I know you will not respond, and I know you have no time to look deeply into the Georgian and Caucasian history and find out what Tskhinvali means in Georgian, or Sokhumi, Abkhazia; you do not love neocons and I do not love them, you are criticizing Bill Kristol and I am criticizing my president, but when you are denouncing U.S. policy and favoring Russian imperialism, you are wrong!
In his article, “Krajina, not Kosovo,” Nebojsa Malic compares the Georgia conflict with the Krajina. Although I mostly agree with the article, I would like to make two notes:
- Georgia is seen by Russia as the main supply route for the Chechen uprisings.
- The U.S. does have something to win. First of all we get a Cold War climate that usually helps the Republican presidential candidate. Besides that, we already see the conflict being used to advocate Georgian NATO membership and other support for Georgia in the conflict.
So now it is almost clear that the anthrax hysteria was the make of a mad American scientist, so why did our government capitalize on it? Why did our government paint it as a terrorist threat coming from Iraq? Oh well, I guess it would take a genius to figure out the puzzle if you do not know anything about our long-practiced tactics in fabricating, exploiting, and twisting information. We need our mission accomplished, and it was. We ought to be proud of our intelligence community, which betrays us every time to the benefit of our elites who have been the sole beneficiaries of the war on terror. Heck, they have sold enough oil at premium prices, sold enough war machinery, sold security devices and services at the taxpayers’ expense. They need not go to work for another 50 years. Now they can go on long vacations while we bury our dead, treat our wounds, pay more taxes to rebuild our budget, and spend more time learning our history lesson on how to be better prepared for the next episode to come. I am sorry, I forgot this episode is far from being over yet.
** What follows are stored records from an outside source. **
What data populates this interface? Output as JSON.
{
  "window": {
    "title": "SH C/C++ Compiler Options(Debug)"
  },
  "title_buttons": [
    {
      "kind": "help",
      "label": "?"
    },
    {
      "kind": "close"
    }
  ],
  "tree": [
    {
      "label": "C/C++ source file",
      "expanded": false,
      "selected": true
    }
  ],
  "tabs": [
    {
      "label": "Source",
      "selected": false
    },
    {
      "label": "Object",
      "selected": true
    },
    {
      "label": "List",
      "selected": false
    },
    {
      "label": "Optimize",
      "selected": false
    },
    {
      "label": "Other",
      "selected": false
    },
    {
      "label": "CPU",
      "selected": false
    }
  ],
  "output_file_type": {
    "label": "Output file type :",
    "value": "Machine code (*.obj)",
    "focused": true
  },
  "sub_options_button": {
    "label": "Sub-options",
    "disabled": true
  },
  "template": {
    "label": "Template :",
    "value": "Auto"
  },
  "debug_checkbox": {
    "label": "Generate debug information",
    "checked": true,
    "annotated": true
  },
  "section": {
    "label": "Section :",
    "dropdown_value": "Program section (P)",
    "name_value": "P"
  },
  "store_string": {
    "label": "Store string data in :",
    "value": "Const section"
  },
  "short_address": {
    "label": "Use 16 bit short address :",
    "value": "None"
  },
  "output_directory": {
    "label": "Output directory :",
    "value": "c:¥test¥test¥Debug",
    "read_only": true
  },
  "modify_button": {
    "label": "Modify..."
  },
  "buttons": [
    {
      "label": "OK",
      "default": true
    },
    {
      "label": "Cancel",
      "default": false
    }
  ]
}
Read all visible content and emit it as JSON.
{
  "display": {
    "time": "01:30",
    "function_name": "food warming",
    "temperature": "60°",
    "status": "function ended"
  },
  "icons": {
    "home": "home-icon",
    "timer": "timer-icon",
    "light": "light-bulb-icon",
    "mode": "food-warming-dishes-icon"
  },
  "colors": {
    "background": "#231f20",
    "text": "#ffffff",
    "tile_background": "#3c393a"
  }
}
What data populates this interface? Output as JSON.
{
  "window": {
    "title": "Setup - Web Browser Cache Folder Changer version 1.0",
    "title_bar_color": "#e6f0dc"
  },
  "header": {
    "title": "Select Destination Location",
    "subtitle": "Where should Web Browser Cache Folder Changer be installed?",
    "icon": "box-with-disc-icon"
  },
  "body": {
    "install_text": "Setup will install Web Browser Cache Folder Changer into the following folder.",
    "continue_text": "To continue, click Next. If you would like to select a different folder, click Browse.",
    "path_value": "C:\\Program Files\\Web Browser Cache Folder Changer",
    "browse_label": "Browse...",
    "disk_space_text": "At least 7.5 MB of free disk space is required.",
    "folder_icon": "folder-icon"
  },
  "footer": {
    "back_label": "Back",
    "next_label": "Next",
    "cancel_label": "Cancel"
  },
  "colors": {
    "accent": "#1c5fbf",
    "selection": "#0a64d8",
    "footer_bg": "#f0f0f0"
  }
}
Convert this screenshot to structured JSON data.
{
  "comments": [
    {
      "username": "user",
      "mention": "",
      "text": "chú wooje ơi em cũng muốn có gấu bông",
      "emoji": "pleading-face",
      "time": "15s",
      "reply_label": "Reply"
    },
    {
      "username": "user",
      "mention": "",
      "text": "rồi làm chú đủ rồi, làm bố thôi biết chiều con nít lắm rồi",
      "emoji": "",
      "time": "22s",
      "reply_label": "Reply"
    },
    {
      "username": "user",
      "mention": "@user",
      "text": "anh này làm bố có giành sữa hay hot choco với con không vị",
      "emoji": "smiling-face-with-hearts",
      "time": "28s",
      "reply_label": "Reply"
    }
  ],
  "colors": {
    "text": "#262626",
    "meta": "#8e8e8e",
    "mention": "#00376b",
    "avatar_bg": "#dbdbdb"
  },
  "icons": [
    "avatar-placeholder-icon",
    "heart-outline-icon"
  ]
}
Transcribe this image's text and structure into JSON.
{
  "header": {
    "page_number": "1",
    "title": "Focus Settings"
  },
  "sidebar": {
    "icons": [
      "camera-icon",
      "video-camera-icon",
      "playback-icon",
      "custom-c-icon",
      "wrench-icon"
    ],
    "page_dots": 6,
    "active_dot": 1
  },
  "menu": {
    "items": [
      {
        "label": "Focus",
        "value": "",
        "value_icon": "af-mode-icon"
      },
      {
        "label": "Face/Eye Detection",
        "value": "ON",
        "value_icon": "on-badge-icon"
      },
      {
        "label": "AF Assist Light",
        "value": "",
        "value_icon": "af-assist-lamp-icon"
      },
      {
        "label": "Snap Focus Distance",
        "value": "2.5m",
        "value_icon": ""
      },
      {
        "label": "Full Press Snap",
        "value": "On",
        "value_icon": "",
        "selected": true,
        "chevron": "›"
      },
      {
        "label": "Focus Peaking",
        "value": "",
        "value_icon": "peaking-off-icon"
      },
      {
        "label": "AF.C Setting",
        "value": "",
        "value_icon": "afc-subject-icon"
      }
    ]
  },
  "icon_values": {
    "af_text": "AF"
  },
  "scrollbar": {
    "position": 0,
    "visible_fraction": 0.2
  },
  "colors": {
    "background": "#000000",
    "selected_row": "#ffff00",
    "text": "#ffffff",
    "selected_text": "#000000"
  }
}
I guess we are still being screwed!
Ivan Eland replies:
Yes, and it continues to happen in war after war. Intelligence usually likes to please the policymakers it keeps money flowing into the intel agencies.